PGP founder's mobile privacy app goes live
Zimmermann & Navy SEAL pals unveil safe comms, at $20 a month
Updated Silent Circle, the secure mobile communications app backed by Phil Zimmermann, has gone live - offering protection from all but the most determined of government departments.
Silent Circle comprises a handful of iOS/Android/PC apps facilitating secure phone calls, text messaging and video calling, with secure email promised soon, all presented through an idiot-friendly interface aimed at corporate executives and international journalists rather than local freedom fighters who might find $20 a month a bit rich.
We discussed the product at length in June, and it hasn't changed significantly since then. Communication between Silent Circle subscribers is entirely secure, while calls made outside the Circle are secured to the edge (which is in Canada or Switzerland) and then enter the unsecure public networks, Secure Circle is also registered outside the USA to avoid lawful-intercept requirements.
Cryptography is very rarely broken, publicly-scrutinised algorithms such as those used by Silent Circle require enormous resources to crack, beyond the reach of all but the most determined government. Secure networks are generally broken through poor implementations or badly-designed systems around the cryptography.
A good example is Cryptocat, a web-based tool for secure communications which was lauded by Wired and the Wall Street Journal before analysts started pointing out that storing crypto* on a web server is inherently risky, as one's security is entirely dependent on the sanctity of that public-facing server.

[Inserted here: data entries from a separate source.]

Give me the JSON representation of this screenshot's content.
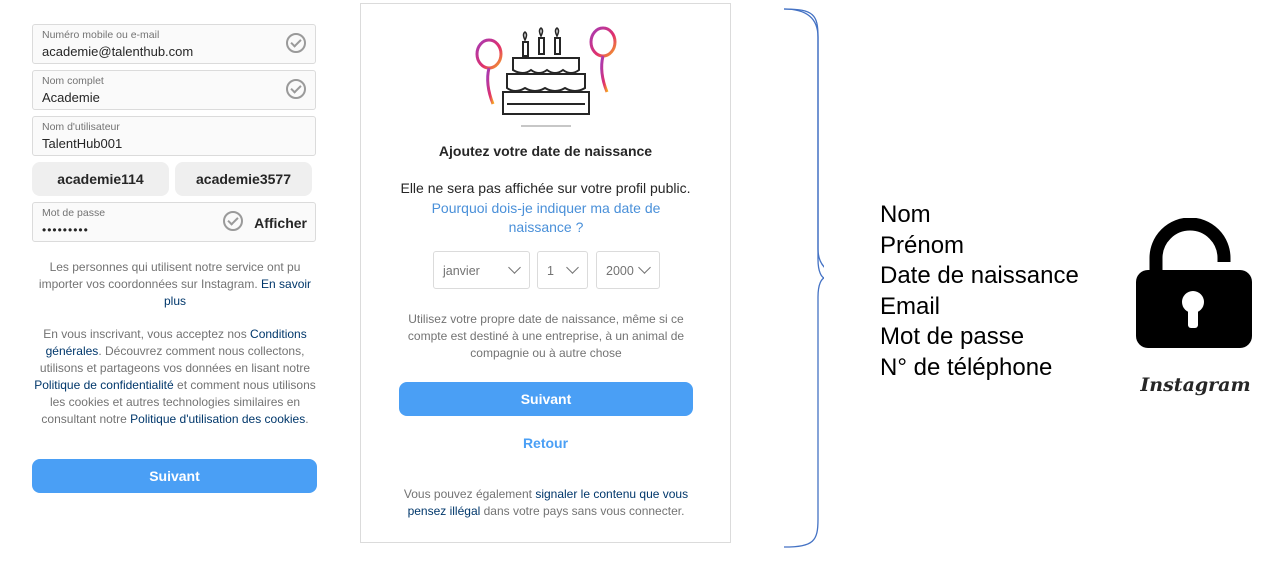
{
  "signup": {
    "fields": [
      {
        "label": "Numéro mobile ou e-mail",
        "value": "academie@talenthub.com"
      },
      {
        "label": "Nom complet",
        "value": "Academie"
      },
      {
        "label": "Nom d'utilisateur",
        "value": "TalentHub001"
      }
    ],
    "username_suggestions": [
      "academie114",
      "academie3577"
    ],
    "password": {
      "label": "Mot de passe",
      "value": "•••••••••",
      "show_label": "Afficher"
    },
    "info_text": "Les personnes qui utilisent notre service ont pu importer vos coordonnées sur Instagram.",
    "info_link": "En savoir plus",
    "terms": {
      "p1": "En vous inscrivant, vous acceptez nos",
      "link1": "Conditions générales",
      "p2": ". Découvrez comment nous collectons, utilisons et partageons vos données en lisant notre",
      "link2": "Politique de confidentialité",
      "p3": "et comment nous utilisons les cookies et autres technologies similaires en consultant notre",
      "link3": "Politique d'utilisation des cookies",
      "p4": "."
    },
    "next_label": "Suivant"
  },
  "birthday": {
    "title": "Ajoutez votre date de naissance",
    "subtitle": "Elle ne sera pas affichée sur votre profil public.",
    "why_link": "Pourquoi dois-je indiquer ma date de naissance ?",
    "month": "janvier",
    "day": "1",
    "year": "2000",
    "note": "Utilisez votre propre date de naissance, même si ce compte est destiné à une entreprise, à un animal de compagnie ou à autre chose",
    "next_label": "Suivant",
    "back_label": "Retour",
    "footer_p1": "Vous pouvez également",
    "footer_link": "signaler le contenu que vous pensez illégal",
    "footer_p2": "dans votre pays sans vous connecter."
  },
  "summary": {
    "items": [
      "Nom",
      "Prénom",
      "Date de naissance",
      "Email",
      "Mot de passe",
      "N° de téléphone"
    ]
  },
  "brand": {
    "name": "Instagram",
    "icon": "unlocked-padlock-icon"
  },
  "colors": {
    "accent": "#4a9ff5",
    "link": "#00376b",
    "link_blue": "#4a90d9",
    "brace": "#4472c4"
  }
}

Complete security is, of course, impossible, and given most of us couldn't spot a Chinese remainder theorem if it hit us in the face, we're required to place our trust in experts or the companies they endorse. Having been largely responsible for PGP, the crypto which got the US government so upset, Zimmermann is a brand most geeks will trust. Silent Circle will be hoping those geeks can convince their corporate colleagues that $20 a month is a small price to pay for secure communications. ®
*Cryptocat has been in touch to assure us that version 2, launched last month, fixes all the highlighted issues, securing instant text messages without dependence on the security of the web server.